> [Supplied material]:
───
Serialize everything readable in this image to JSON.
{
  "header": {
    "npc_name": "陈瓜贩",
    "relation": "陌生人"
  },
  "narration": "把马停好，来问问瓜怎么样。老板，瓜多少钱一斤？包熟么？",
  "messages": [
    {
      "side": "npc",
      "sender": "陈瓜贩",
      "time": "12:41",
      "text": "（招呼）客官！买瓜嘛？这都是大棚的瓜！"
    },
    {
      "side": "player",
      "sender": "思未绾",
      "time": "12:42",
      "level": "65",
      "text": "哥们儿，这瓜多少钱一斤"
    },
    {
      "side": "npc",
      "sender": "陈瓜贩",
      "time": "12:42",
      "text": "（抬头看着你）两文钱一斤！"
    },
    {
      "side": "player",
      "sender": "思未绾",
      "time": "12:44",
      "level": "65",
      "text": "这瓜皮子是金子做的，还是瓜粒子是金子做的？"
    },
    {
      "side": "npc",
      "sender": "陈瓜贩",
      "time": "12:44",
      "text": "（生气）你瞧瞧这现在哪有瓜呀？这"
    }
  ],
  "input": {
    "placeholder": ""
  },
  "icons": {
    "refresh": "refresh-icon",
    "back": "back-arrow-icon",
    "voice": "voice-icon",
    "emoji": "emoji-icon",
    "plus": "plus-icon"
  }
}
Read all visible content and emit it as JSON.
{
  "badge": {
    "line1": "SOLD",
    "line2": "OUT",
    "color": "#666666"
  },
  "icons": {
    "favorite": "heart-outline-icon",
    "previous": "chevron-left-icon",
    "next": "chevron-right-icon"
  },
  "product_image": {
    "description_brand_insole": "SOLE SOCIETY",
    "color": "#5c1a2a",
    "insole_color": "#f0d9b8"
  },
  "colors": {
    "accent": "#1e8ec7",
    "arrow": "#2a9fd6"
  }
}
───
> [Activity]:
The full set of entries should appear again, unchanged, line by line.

> [Solved problem]:
Serialize everything readable in this image to JSON.
{
  "header": {
    "npc_name": "陈瓜贩",
    "relation": "陌生人"
  },
  "narration": "把马停好，来问问瓜怎么样。老板，瓜多少钱一斤？包熟么？",
  "messages": [
    {
      "side": "npc",
      "sender": "陈瓜贩",
      "time": "12:41",
      "text": "（招呼）客官！买瓜嘛？这都是大棚的瓜！"
    },
    {
      "side": "player",
      "sender": "思未绾",
      "time": "12:42",
      "level": "65",
      "text": "哥们儿，这瓜多少钱一斤"
    },
    {
      "side": "npc",
      "sender": "陈瓜贩",
      "time": "12:42",
      "text": "（抬头看着你）两文钱一斤！"
    },
    {
      "side": "player",
      "sender": "思未绾",
      "time": "12:44",
      "level": "65",
      "text": "这瓜皮子是金子做的，还是瓜粒子是金子做的？"
    },
    {
      "side": "npc",
      "sender": "陈瓜贩",
      "time": "12:44",
      "text": "（生气）你瞧瞧这现在哪有瓜呀？这"
    }
  ],
  "input": {
    "placeholder": ""
  },
  "icons": {
    "refresh": "refresh-icon",
    "back": "back-arrow-icon",
    "voice": "voice-icon",
    "emoji": "emoji-icon",
    "plus": "plus-icon"
  }
}
Read all visible content and emit it as JSON.
{
  "badge": {
    "line1": "SOLD",
    "line2": "OUT",
    "color": "#666666"
  },
  "icons": {
    "favorite": "heart-outline-icon",
    "previous": "chevron-left-icon",
    "next": "chevron-right-icon"
  },
  "product_image": {
    "description_brand_insole": "SOLE SOCIETY",
    "color": "#5c1a2a",
    "insole_color": "#f0d9b8"
  },
  "colors": {
    "accent": "#1e8ec7",
    "arrow": "#2a9fd6"
  }
}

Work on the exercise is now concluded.